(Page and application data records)
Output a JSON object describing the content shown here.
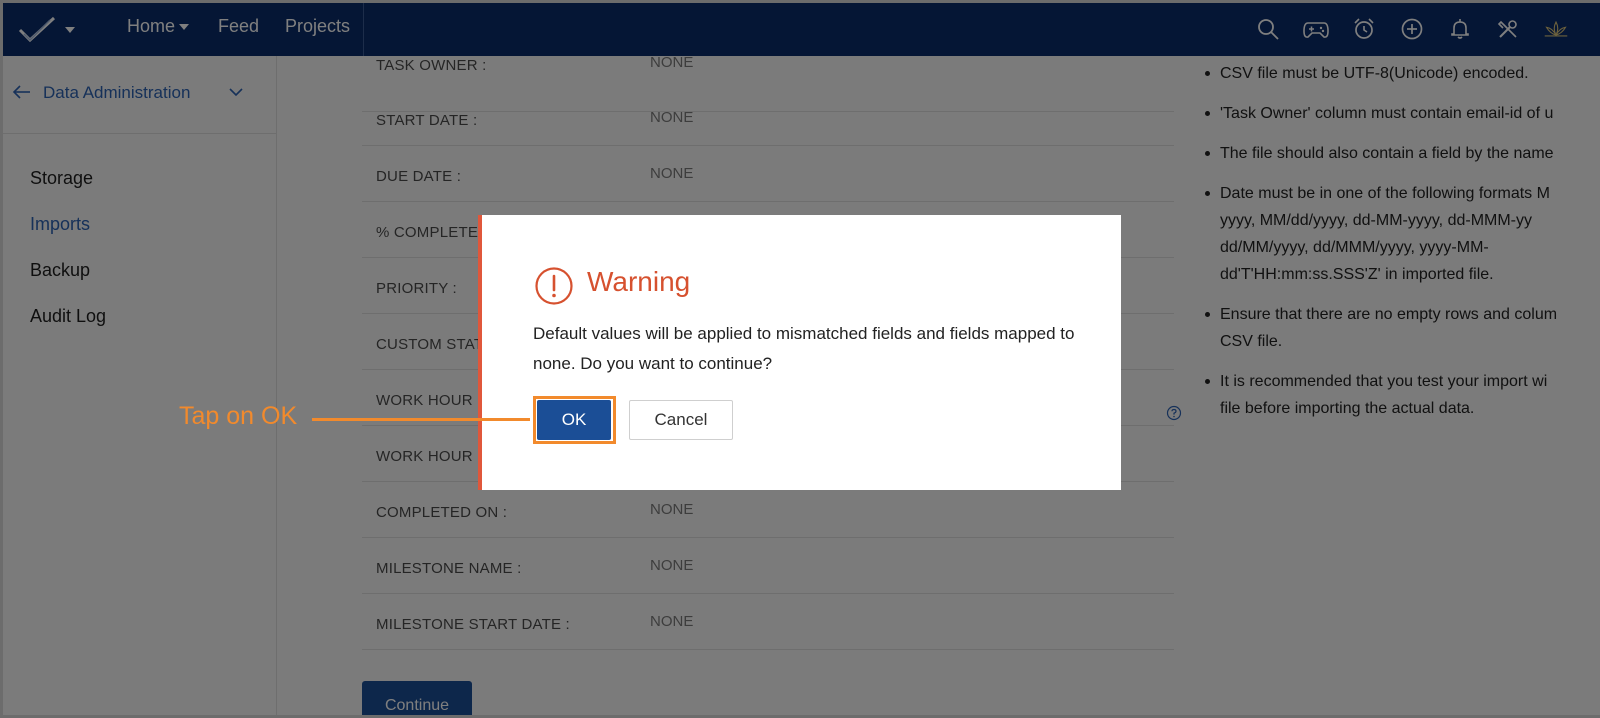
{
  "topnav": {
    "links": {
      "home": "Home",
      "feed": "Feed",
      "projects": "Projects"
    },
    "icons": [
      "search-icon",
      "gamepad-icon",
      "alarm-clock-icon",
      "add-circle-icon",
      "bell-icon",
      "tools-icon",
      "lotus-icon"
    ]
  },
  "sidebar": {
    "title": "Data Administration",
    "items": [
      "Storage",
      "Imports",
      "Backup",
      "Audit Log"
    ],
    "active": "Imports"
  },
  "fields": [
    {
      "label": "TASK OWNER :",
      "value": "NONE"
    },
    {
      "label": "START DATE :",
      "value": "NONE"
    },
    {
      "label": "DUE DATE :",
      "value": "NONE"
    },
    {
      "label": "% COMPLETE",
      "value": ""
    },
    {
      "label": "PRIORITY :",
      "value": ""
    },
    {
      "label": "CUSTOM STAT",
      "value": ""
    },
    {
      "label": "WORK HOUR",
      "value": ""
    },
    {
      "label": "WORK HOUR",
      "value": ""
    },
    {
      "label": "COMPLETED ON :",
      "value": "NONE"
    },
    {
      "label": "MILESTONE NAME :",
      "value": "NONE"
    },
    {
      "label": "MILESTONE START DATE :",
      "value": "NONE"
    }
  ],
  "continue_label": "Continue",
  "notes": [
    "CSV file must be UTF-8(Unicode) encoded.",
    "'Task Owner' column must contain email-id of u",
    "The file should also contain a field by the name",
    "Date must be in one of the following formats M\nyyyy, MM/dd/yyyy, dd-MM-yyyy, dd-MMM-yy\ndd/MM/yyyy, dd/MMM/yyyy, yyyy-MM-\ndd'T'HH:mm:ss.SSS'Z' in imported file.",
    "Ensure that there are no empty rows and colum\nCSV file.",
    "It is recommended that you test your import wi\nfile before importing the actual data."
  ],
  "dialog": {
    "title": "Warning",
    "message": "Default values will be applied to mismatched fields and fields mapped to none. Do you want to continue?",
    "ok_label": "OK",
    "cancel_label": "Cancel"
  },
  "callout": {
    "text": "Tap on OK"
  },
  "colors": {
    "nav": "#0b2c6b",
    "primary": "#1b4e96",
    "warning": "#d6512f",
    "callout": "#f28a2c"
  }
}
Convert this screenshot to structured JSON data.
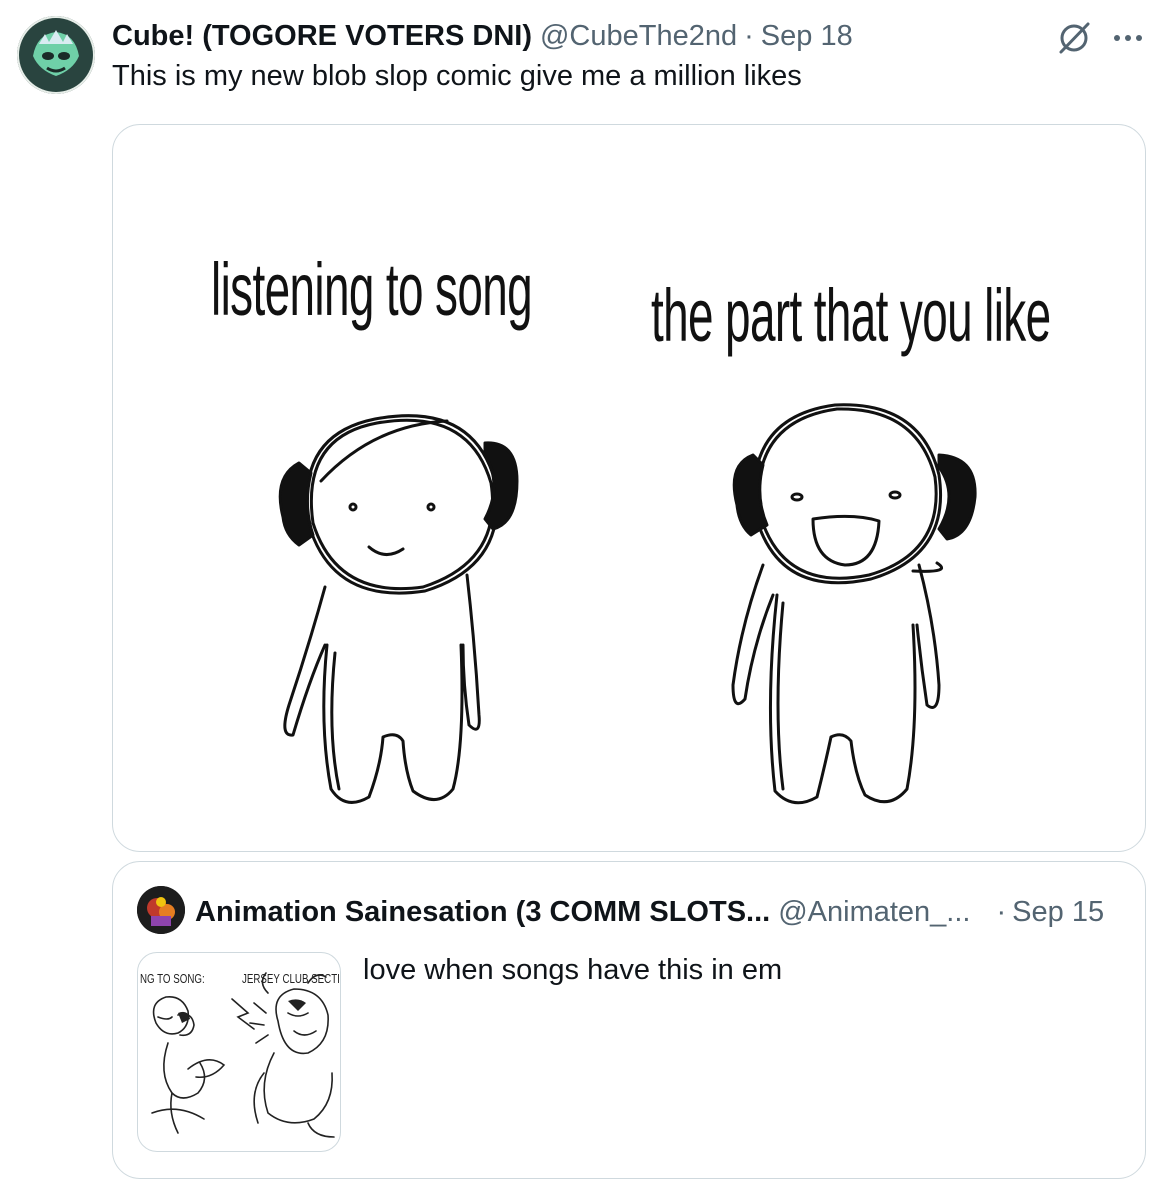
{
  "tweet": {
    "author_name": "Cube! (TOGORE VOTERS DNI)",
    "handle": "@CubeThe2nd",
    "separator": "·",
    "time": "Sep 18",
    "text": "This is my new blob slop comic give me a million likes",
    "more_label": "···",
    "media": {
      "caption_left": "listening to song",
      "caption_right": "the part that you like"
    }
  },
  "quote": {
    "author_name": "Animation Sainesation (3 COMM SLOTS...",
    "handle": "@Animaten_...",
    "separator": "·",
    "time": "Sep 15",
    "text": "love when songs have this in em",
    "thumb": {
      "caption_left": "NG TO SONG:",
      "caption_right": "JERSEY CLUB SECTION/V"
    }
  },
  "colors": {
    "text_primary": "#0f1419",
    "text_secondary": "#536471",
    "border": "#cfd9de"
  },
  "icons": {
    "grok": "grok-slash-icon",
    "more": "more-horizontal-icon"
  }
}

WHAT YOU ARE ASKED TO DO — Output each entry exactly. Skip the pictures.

EXERCISE RESPONSE —
Output a JSON object describing the content shown here.
{
  "topnav": {
    "links": {
      "home": "Home",
      "feed": "Feed",
      "projects": "Projects"
    },
    "icons": [
      "search-icon",
      "gamepad-icon",
      "alarm-clock-icon",
      "add-circle-icon",
      "bell-icon",
      "tools-icon",
      "lotus-icon"
    ]
  },
  "sidebar": {
    "title": "Data Administration",
    "items": [
      "Storage",
      "Imports",
      "Backup",
      "Audit Log"
    ],
    "active": "Imports"
  },
  "fields": [
    {
      "label": "TASK OWNER :",
      "value": "NONE"
    },
    {
      "label": "START DATE :",
      "value": "NONE"
    },
    {
      "label": "DUE DATE :",
      "value": "NONE"
    },
    {
      "label": "% COMPLETE",
      "value": ""
    },
    {
      "label": "PRIORITY :",
      "value": ""
    },
    {
      "label": "CUSTOM STAT",
      "value": ""
    },
    {
      "label": "WORK HOUR",
      "value": ""
    },
    {
      "label": "WORK HOUR",
      "value": ""
    },
    {
      "label": "COMPLETED ON :",
      "value": "NONE"
    },
    {
      "label": "MILESTONE NAME :",
      "value": "NONE"
    },
    {
      "label": "MILESTONE START DATE :",
      "value": "NONE"
    }
  ],
  "continue_label": "Continue",
  "notes": [
    "CSV file must be UTF-8(Unicode) encoded.",
    "'Task Owner' column must contain email-id of u",
    "The file should also contain a field by the name",
    "Date must be in one of the following formats M\nyyyy, MM/dd/yyyy, dd-MM-yyyy, dd-MMM-yy\ndd/MM/yyyy, dd/MMM/yyyy, yyyy-MM-\ndd'T'HH:mm:ss.SSS'Z' in imported file.",
    "Ensure that there are no empty rows and colum\nCSV file.",
    "It is recommended that you test your import wi\nfile before importing the actual data."
  ],
  "dialog": {
    "title": "Warning",
    "message": "Default values will be applied to mismatched fields and fields mapped to none. Do you want to continue?",
    "ok_label": "OK",
    "cancel_label": "Cancel"
  },
  "callout": {
    "text": "Tap on OK"
  },
  "colors": {
    "nav": "#0b2c6b",
    "primary": "#1b4e96",
    "warning": "#d6512f",
    "callout": "#f28a2c"
  }
}
Convert this screenshot to structured JSON data.
{
  "tweet": {
    "author_name": "Cube! (TOGORE VOTERS DNI)",
    "handle": "@CubeThe2nd",
    "separator": "·",
    "time": "Sep 18",
    "text": "This is my new blob slop comic give me a million likes",
    "more_label": "···",
    "media": {
      "caption_left": "listening to song",
      "caption_right": "the part that you like"
    }
  },
  "quote": {
    "author_name": "Animation Sainesation (3 COMM SLOTS...",
    "handle": "@Animaten_...",
    "separator": "·",
    "time": "Sep 15",
    "text": "love when songs have this in em",
    "thumb": {
      "caption_left": "NG TO SONG:",
      "caption_right": "JERSEY CLUB SECTION/V"
    }
  },
  "colors": {
    "text_primary": "#0f1419",
    "text_secondary": "#536471",
    "border": "#cfd9de"
  },
  "icons": {
    "grok": "grok-slash-icon",
    "more": "more-horizontal-icon"
  }
}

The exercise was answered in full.